Price: $349 for the Nexus 5X, $499 for the Nexus 6P
The iPhone SE is designed for Apple fans that want something smaller and cheaper than what Apple usually has to offer. It looks almost identical to the iPhone 5s, but acts more like an iPhone 6s on the inside. It has the same processor and camera as Apple’s latest flagship packed into a compact 4-inch device. The SE is also about $250 cheaper than the iPhone 6s, making it a bargain compared to Apple’s other options. It launches on March 31.
Chinese smartphone company OnePlus calls its phones “flagship killers,” mainly because it prices its smartphones very aggressively compared to larger competitors like Apple, Samsung, and LG. The company’s OnePlus 2 is a worthy sequel to its popular One phone: it offers a sturdier yet slim design, a fingerprint sensor, a 13-megapixel camera that can shoot 4K video, and a clean interface for less than $400.
It comes with a USB-C port rather than a micro-USB port like most Android phones, which some critics have pointed out as a downside.
Th G5, which will launch in early April, looks and feels completely different than LG’s previous flagship phones. This time the South Korean tech giant opted for a more premium metal design, a stark contrast from the leather and plastic back panels that debuted on last year’s G4.
Despite this new build, you can still swap out the G5’s battery by popping off the bottom of the phone. This removable base also allows the G5 to attach to certain LG accessories, like a camera grip. The G5 stands out from its competitors in another way: it has two rear cameras, one with a standard lens and another with a wide-angle lens. One potential drawback with the G5 could be bloatware. As with many Android phones, LG’s devices tend to come preloaded with unnecessary apps.
Motorola’s Moto X Pure is an affordable, big-screened phone that can be customized to your liking. Motorola’s Moto Maker program, which has been around since 2013, allows you to choose back panels in different colors and textures as well as metal accents that match.

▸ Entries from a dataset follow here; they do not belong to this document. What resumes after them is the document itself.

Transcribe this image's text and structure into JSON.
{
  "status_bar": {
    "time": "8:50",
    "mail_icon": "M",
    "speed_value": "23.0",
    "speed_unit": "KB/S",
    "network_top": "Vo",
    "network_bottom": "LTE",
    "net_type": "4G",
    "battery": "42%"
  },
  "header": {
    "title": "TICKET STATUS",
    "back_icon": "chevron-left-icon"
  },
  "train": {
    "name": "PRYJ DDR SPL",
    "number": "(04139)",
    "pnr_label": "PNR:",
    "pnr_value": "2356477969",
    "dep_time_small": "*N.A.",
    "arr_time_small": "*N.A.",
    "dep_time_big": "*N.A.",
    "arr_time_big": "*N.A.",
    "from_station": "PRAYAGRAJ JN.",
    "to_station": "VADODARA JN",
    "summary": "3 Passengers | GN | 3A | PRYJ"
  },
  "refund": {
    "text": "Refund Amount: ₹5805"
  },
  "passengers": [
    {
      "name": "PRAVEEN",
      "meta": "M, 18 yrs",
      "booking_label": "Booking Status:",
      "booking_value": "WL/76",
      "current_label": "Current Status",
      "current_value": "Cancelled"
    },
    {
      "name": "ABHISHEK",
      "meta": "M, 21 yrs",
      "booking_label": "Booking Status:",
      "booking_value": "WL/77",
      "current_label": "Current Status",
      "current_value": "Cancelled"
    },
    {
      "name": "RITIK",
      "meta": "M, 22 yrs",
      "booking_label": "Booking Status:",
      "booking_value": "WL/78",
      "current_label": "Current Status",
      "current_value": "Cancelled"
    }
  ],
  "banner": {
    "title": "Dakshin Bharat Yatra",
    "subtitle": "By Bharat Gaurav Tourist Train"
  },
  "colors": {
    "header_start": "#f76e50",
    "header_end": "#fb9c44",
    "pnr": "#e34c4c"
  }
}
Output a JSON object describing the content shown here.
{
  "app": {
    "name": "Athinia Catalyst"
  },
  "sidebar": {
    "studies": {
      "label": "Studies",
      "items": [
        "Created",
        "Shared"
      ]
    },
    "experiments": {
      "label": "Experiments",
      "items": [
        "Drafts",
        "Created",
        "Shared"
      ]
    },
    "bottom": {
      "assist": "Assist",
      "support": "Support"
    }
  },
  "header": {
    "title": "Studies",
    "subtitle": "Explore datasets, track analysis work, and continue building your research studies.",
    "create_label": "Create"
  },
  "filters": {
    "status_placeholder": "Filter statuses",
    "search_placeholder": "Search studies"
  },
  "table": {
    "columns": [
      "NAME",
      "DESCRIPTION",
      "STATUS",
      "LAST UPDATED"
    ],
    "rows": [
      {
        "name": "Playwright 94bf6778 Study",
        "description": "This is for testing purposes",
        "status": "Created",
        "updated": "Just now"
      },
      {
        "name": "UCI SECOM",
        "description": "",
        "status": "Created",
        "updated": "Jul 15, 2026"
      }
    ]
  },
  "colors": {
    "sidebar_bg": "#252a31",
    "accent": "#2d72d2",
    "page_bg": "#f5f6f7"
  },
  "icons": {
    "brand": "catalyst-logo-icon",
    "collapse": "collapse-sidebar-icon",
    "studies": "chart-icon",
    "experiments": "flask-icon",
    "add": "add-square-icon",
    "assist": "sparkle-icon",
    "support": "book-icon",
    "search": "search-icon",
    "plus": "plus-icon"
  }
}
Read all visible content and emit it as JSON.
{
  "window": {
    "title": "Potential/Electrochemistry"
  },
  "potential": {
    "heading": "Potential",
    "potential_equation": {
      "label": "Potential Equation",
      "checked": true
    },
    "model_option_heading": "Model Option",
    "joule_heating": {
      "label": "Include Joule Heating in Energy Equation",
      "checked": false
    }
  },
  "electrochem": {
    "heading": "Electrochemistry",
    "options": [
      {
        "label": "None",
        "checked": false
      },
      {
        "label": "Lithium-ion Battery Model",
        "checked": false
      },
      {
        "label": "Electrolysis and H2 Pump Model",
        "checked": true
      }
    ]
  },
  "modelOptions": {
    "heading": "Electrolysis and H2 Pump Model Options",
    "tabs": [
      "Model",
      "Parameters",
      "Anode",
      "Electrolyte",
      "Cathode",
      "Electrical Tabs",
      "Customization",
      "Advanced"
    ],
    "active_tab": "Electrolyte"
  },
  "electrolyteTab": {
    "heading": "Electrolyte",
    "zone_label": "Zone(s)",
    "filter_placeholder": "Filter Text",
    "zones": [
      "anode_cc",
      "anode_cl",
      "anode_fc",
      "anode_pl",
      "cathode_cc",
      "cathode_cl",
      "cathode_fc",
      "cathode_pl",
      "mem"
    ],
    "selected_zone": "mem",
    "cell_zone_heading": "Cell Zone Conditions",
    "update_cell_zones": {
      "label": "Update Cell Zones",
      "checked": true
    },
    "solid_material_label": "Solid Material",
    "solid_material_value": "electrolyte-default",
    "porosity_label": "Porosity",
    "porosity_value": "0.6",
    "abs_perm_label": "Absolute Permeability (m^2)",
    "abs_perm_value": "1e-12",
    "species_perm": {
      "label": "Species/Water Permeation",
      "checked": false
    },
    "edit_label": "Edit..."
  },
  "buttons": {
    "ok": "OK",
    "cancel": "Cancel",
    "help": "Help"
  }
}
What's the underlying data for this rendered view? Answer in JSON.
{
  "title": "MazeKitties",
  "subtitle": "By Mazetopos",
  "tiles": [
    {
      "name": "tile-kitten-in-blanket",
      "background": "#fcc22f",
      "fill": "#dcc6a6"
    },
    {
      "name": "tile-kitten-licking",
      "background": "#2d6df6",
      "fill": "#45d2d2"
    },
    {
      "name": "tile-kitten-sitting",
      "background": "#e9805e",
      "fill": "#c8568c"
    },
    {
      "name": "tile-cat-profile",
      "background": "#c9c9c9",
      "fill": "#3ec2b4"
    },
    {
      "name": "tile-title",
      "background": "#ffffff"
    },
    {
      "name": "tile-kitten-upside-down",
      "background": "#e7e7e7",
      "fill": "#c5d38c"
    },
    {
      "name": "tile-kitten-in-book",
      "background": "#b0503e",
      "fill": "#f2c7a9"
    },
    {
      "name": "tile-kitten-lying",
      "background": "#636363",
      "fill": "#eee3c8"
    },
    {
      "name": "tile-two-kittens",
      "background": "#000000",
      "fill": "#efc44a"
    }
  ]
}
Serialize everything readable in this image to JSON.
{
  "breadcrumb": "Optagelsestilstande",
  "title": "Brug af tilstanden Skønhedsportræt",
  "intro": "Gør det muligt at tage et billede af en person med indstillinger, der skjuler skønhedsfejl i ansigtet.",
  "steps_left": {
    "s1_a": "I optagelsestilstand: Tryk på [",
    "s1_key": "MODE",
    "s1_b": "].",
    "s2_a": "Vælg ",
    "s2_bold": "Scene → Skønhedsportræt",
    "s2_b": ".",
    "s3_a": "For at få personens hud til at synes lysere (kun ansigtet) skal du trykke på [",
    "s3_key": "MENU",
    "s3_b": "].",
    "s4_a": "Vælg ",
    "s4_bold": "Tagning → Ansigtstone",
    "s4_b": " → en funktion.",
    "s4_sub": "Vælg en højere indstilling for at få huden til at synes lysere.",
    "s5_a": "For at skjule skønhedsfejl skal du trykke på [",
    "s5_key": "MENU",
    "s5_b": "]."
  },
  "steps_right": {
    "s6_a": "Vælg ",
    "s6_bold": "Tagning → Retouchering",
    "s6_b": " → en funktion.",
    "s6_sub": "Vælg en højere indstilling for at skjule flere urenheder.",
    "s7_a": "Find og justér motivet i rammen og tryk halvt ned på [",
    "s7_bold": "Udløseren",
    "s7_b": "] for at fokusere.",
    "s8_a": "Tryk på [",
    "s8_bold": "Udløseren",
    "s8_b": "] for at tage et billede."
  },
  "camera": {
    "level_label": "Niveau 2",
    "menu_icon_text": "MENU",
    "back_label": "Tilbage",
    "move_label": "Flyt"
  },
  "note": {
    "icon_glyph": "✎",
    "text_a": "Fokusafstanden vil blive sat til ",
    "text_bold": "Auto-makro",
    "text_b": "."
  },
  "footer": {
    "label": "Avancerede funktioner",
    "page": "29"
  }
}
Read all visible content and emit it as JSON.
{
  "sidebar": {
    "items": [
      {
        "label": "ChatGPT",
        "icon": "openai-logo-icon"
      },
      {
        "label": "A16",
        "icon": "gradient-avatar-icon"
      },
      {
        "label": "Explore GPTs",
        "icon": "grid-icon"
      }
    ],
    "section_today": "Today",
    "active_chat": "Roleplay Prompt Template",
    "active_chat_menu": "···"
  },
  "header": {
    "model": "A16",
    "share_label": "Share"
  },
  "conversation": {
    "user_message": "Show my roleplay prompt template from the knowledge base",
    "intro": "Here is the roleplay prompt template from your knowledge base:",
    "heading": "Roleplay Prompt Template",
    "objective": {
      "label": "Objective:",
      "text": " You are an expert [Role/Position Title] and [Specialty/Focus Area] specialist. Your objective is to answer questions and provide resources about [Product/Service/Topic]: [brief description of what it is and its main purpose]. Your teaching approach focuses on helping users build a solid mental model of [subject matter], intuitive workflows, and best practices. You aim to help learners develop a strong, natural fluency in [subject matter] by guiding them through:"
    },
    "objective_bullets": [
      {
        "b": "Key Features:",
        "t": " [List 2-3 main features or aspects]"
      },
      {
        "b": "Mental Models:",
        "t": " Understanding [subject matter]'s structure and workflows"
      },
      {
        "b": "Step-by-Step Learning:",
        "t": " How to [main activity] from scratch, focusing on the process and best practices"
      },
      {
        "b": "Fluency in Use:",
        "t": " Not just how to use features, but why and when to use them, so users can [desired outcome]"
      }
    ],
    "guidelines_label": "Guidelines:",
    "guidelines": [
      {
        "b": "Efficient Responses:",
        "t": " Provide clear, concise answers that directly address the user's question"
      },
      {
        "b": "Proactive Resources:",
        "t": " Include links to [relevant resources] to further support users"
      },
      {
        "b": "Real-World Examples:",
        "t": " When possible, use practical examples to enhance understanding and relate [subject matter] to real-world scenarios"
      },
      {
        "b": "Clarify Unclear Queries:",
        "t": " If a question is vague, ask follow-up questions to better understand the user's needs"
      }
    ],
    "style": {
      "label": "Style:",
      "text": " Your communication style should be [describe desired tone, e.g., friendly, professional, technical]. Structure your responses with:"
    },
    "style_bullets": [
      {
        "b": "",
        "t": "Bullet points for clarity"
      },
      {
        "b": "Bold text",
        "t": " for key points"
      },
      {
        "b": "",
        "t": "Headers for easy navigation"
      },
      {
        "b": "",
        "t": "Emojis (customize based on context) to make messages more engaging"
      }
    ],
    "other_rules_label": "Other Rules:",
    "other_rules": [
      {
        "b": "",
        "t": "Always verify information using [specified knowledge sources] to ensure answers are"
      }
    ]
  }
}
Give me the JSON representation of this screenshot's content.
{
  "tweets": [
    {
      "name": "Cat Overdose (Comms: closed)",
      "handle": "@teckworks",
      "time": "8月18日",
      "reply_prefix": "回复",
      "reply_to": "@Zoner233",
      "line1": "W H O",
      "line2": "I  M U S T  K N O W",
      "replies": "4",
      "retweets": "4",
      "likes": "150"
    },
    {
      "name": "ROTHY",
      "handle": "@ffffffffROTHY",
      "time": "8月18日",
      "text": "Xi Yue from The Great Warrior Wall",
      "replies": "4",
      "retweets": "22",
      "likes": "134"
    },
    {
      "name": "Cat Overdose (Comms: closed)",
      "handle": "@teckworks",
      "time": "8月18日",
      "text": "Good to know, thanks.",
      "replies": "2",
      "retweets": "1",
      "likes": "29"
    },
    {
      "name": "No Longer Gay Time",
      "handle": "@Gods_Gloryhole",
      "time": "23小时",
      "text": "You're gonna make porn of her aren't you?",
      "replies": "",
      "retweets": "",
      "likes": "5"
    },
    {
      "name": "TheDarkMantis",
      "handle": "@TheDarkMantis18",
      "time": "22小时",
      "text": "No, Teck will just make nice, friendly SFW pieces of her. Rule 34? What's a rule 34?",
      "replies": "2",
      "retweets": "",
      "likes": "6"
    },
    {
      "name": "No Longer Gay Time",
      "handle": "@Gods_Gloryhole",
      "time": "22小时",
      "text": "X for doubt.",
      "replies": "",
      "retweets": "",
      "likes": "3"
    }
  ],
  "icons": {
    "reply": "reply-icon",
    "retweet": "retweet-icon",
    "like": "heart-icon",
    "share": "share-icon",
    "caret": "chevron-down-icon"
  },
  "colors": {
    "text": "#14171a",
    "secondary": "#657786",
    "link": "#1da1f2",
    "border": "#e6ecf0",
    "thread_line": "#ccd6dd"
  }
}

Some of Motorola’s software additions are helpful, too. Moto Display, for instance, automatically wakes up the phone’s screen with new notifications. And it runs on a clean version of Android with no bloatware. A few critics, however, have dinged it for having mediocre battery life.
The Lumia 950 is intended to be more than just a smartphone — Microsoft is hoping you’ll use it as a PC, too. It’s powered by the mobile version of Windows 10 and supports a feature called Continuum. This means you can plug the phone into a keyboard and monitor via a special accessory and have it act like a fully functional Windows PC.
The phone also comes with a 20-megapixel camera and a sharp 5.2-inch display. If you’re going for the Lumia 950, though, you’ll have to keep in mind that its app selection may be fairly limited compared to that of the iPhone and Android, a downside shared by all Windows phones.
Price: Around $600
The Droid Turbo 2 is made for those who can’t seem to hold on to their phone. The phone’s display is virtually shatter-proof, thanks to a technology that Motorola calls “Shatter Shield.” Engadget even tested the phone’s durability by running it over with a car and said the Turbo 2 survived, although that’s not to say it came away completely undamaged.
The Turbo 2 isn’t the most attractive phone, and it’s only available through Verizon in the U.S. But it’s safe to say you won’t have to live with a cracked screen. Motorola also claims the phone can last for two days on a single charge. That may be an overstatement, but reviews have said it offers generally good battery life.